Book Author: Alex Frankel
Book Review by : S S George
Director, ICMR (IBS Center for Management Research)
Alex Frankel, Accenture, BlackBerry, product, brand, The Word Nerds, The Word Hunters, Capitalist Graffiti, Corporate Poetry, Cayenne, e-business
Wordcraft is a book about the art of naming - or as the book's subtitle says, the art of turning little words into big business. Today, when millions of dollars are at stake on the launch of every new product or brand, marketers must pay attention to even the smallest details about the product and how it is likely to be perceived by the market. A hundred years ago, brands could have been, and often were, named after wives or daughters; today naming a brand or product requires the services of consultants and experts.
The book deals in considerable detail with five names - BlackBerry, Accenture, Viagra, Cayenne, and e-business - that were created specifically for a product or organization, and are today familiar to most people. Two of these
- Viagra and Accenture - are made-up words. E-business was in usage even before IBM appropriated it
- so to speak - to become a part of its own advertising and brand image. The book also devotes considerable space to the people who devise these names.
While brand names are important in all industries, it is particularly important for pharmaceutical products. Interestingly, it is not just the drug that gets a name; often pharma companies rename the conditions for which the drug is prescribed. For example, urinary incontinence became an overactive bladder for the drug Detrol; female facial hirsutism became unwanted facial hair for the drug Vaniqa. Changing the name apparently has a tremendous influence on the way the people perceive the disease and the offered cure.
The name game in pharmaceuticals received a big boost in 1997, when the FDA in the US changed its rules regarding the advertising and promotion of prescription drugs to the general public. With patients becoming more aware of the names of prescription drugs, and even asking doctors to prescribe a specific brand, drugs began to be sold not just on their curative properties, but also on their brand image. Consequently, with the kind of importance the author imputes to the name in creating a winning brand, the name given to the drug became critical - no doubt bringing great joy to branding and naming consultancies around the world.
Interestingly, a drug has three names. A chemical name, in accordance with rules and conventions used in naming organic molecules; a generic name, which may be given by the firm which develops the drug, but will not belong to the firm; and the brand name, which is the property of the pharma company. As the naming consultancies have it, the brand names are chosen with great care, after many hours of focus group interviews with potential users and doctors. The name Viagra was supposedly developed through a similar process, with the Vi implying vitality, vigor and virility, and Agra being a word-part meaning 'catch' or 'grasp'. The However, the author provides a twist in the tale.
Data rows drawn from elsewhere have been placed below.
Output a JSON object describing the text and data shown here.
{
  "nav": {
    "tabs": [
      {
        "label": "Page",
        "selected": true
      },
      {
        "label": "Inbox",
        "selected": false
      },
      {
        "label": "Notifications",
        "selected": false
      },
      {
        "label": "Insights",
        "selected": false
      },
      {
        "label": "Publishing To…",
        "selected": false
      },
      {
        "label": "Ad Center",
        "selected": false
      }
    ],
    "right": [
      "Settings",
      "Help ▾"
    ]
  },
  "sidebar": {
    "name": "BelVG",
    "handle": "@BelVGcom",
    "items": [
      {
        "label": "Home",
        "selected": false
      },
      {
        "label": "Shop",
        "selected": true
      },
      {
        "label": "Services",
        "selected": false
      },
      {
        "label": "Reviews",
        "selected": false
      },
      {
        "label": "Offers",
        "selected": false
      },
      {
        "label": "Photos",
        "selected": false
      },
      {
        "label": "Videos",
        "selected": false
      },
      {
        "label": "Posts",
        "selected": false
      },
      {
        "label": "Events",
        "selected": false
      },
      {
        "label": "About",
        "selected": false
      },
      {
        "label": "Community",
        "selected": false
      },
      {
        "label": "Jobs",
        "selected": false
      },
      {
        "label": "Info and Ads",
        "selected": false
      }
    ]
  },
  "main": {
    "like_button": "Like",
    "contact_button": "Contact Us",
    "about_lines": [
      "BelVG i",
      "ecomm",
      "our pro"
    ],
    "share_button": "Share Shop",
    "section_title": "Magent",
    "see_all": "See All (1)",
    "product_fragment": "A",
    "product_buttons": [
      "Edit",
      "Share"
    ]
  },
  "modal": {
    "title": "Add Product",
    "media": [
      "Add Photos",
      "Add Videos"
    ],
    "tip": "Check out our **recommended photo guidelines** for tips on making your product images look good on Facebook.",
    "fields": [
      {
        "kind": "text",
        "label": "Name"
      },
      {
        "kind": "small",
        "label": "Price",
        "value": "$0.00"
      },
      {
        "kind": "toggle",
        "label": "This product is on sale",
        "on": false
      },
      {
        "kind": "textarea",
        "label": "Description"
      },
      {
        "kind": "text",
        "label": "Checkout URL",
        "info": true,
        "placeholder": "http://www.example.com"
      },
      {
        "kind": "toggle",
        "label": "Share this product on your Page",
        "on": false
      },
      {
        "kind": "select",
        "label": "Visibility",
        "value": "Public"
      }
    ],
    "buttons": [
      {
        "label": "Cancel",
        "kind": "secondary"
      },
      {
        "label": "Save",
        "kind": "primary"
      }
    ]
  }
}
Almost as an aside, he mentions that Wood Worldwide, the firm that developed the name, initially developed it for use with a drug to treat kidney problems. So much, then, for the sanctity and rigor of the naming process. FDA guidelines place severe limitations of the names that can be used. The guidelines prohibit names which are orthographically or phonetically similar to existing drugs.